This brings me to ground (1) of appeal that, the judgment is against the weight of evidence.
Per Rule 8 (1) of the Court of Appeal Rules as amended, CI 19, an appeal is by way of rehearing. Both counsel for the plaintiff and the defendant stated the law correctly as to what is required of us as an appellate court when an appellant appealed on the ground that the judgment is against the weight of evidence. We are required to examine the entire record to ascertain whether the decision reached by the trial court is amply supported by the evidence on record. Additionally, the appellant is under an obligation to pinpoint the lapses he is complaining about. See the following cases;
ABBEY & Others v ANTWI v  SCGLR, 17, 20
ARYEH & AKAKPO v AYAA IDDRISU  SCGLR 891894
OPPONG v ANARFI  1 SCGLR, 556, 558 and
OPPONG KOFI & Others v ATTIBRUKUSU III  1 SCGLR 176, 178.
I have addressed ground 1 of the appeal in dealing with grounds 2, 3 and 4 of the appeal. I have gone through the entire record of appeal, there are no pieces of evidence wrongly applied against the defendant or pieces of evidence if applied in her favor would have changed the decision in her favor.

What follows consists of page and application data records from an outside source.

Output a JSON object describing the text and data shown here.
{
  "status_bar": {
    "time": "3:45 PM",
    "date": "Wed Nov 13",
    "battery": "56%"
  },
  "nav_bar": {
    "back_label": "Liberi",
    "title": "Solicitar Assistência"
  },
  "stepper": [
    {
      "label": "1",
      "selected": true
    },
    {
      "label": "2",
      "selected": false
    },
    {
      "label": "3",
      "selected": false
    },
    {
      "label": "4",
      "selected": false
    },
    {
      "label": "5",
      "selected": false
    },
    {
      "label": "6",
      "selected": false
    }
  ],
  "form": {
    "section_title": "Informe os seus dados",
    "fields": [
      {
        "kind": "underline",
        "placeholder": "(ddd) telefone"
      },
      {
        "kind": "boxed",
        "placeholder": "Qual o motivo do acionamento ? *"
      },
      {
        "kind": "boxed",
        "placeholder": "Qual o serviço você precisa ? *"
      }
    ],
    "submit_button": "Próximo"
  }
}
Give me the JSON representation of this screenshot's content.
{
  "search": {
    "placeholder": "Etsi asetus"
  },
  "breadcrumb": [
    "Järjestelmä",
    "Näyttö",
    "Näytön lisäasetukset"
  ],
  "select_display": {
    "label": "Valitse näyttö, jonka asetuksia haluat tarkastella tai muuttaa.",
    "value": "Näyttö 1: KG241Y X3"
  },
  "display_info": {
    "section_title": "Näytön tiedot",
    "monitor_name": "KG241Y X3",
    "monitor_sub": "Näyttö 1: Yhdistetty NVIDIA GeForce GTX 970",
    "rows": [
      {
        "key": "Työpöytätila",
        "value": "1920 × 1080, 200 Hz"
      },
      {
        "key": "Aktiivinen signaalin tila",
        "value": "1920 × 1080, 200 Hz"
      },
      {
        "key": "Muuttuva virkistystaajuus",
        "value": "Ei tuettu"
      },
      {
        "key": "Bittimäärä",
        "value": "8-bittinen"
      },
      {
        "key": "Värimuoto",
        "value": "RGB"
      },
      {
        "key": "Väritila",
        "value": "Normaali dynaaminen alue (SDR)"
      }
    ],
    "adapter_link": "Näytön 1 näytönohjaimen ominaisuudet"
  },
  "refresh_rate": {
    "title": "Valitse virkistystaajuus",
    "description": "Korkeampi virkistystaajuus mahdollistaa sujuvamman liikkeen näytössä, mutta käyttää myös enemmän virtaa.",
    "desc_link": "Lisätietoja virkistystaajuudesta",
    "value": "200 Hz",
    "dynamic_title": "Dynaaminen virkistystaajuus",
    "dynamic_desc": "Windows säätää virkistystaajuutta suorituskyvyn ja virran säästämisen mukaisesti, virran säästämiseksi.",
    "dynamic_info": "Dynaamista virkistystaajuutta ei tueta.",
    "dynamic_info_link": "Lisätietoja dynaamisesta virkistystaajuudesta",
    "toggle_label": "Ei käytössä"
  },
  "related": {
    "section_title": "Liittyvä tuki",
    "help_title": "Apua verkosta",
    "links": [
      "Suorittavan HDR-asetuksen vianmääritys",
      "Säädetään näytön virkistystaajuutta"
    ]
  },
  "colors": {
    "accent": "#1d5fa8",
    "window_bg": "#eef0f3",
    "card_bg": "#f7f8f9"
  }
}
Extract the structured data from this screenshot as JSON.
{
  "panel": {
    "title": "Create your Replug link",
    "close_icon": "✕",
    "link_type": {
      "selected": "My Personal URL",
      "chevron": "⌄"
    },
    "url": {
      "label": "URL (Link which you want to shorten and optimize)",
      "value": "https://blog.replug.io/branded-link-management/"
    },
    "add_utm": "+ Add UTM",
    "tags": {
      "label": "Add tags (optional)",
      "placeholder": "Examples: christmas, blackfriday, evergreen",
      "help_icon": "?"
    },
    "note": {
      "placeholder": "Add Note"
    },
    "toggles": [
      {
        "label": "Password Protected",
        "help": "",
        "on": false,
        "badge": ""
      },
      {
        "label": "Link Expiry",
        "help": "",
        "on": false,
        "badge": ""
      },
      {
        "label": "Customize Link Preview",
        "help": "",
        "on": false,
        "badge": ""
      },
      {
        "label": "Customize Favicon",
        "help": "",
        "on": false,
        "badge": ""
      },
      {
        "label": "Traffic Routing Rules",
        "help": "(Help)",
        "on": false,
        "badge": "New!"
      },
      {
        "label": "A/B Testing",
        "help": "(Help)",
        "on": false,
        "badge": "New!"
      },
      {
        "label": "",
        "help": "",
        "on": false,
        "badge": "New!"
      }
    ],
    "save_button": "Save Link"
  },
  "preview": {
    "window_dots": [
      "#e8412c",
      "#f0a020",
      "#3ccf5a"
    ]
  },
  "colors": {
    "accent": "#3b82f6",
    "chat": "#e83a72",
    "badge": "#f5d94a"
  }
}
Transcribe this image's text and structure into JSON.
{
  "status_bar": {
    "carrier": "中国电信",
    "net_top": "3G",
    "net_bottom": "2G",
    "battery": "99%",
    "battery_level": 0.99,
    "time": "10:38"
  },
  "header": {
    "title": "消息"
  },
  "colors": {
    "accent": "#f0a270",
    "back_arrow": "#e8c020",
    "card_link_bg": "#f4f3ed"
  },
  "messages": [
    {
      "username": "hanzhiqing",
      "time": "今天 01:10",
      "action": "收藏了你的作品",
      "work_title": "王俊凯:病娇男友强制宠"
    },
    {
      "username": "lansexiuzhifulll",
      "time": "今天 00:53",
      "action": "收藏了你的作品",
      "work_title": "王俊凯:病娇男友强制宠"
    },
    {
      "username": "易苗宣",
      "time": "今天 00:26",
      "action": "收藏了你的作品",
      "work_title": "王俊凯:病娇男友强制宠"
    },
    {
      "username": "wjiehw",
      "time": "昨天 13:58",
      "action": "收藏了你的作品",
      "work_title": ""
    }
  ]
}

For the above reasons, the appeal fails in its entirety. And it is accordingly dismissed. The judgment of the High Court, Accra dated 4/11/2014 together with the consequential Orders are hereby affirmed.